Sacks, D. (2022, June 8). What is china learning from Russia’s war in Ukraine? Foreign Affairs. Retrieved June 26, 2022, from https://www.foreignaffairs.com/articles/china/2022-05-16/what-china-learning-russias-war-ukraine

Tung Cheng-Chia and Alan H. Yang for The Diplomat. (2021, May 27). How China is remaking the UN in its own image. – The Diplomat. Retrieved June 24, 2022, from https://thediplomat.com/2020/04/how-china-is-remaking-the-un-in-its-own-image/

United Nations. (n.d.). General Assembly resolution demands end to Russian offensive in Ukraine | | UN news.
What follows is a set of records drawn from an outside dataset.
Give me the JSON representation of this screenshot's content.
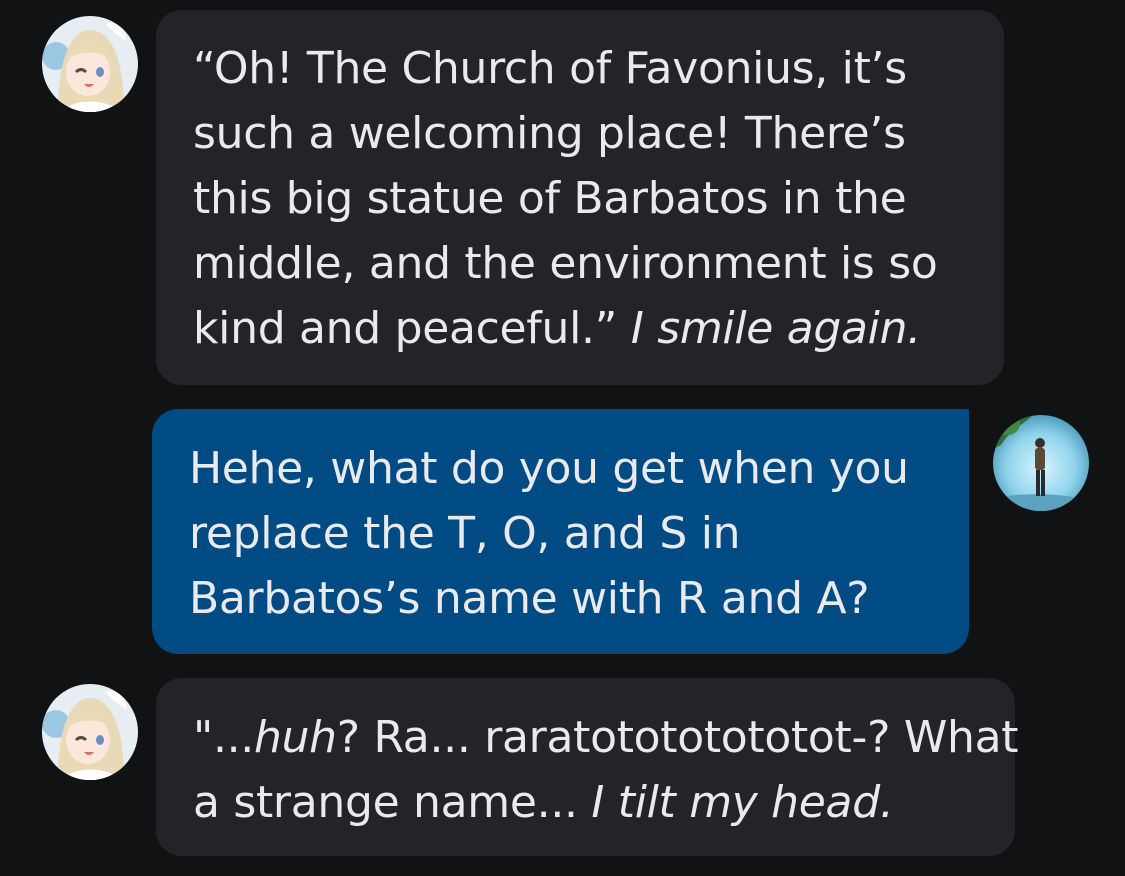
{
  "messages": [
    {
      "role": "character",
      "avatar": "character-avatar",
      "lines": [
        {
          "text": "“Oh! The Church of Favonius, it’s"
        },
        {
          "text": "such a welcoming place! There’s"
        },
        {
          "text": "this big statue of Barbatos in the"
        },
        {
          "text": "middle, and the environment is so"
        },
        {
          "text": "kind and peaceful.” ",
          "action": "I smile again."
        }
      ]
    },
    {
      "role": "user",
      "avatar": "user-avatar",
      "lines": [
        {
          "text": "Hehe, what do you get when you"
        },
        {
          "text": "replace the T, O, and S in"
        },
        {
          "text": "Barbatos’s name with R and A?"
        }
      ]
    },
    {
      "role": "character",
      "avatar": "character-avatar",
      "lines": [
        {
          "pre": "\"...",
          "emph": "huh",
          "text": "? Ra... raratotototototot-? What"
        },
        {
          "text": "a strange name... ",
          "action": "I tilt my head."
        }
      ]
    }
  ],
  "colors": {
    "background": "#111214",
    "character_bubble": "#222428",
    "user_bubble": "#004b83",
    "text": "#e9eaee"
  }
}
United Nations. Retrieved June 30, 2022, from https://news.un.org/en/story/2022/03/1113152

Zelikow, P. (2022, June 30). The hollow order. Foreign Affairs. Retrieved June 30, 2022, from https://www.foreignaffairs.com/articles/world/2022-06-21/hollow-order-international-system

Previous post What Should be Done to Ensure A Better Post-COVID-19 Future?
Next post 32nd Issue is Online Now!

Leave a Reply

Your email address will not be published. Required fields are marked *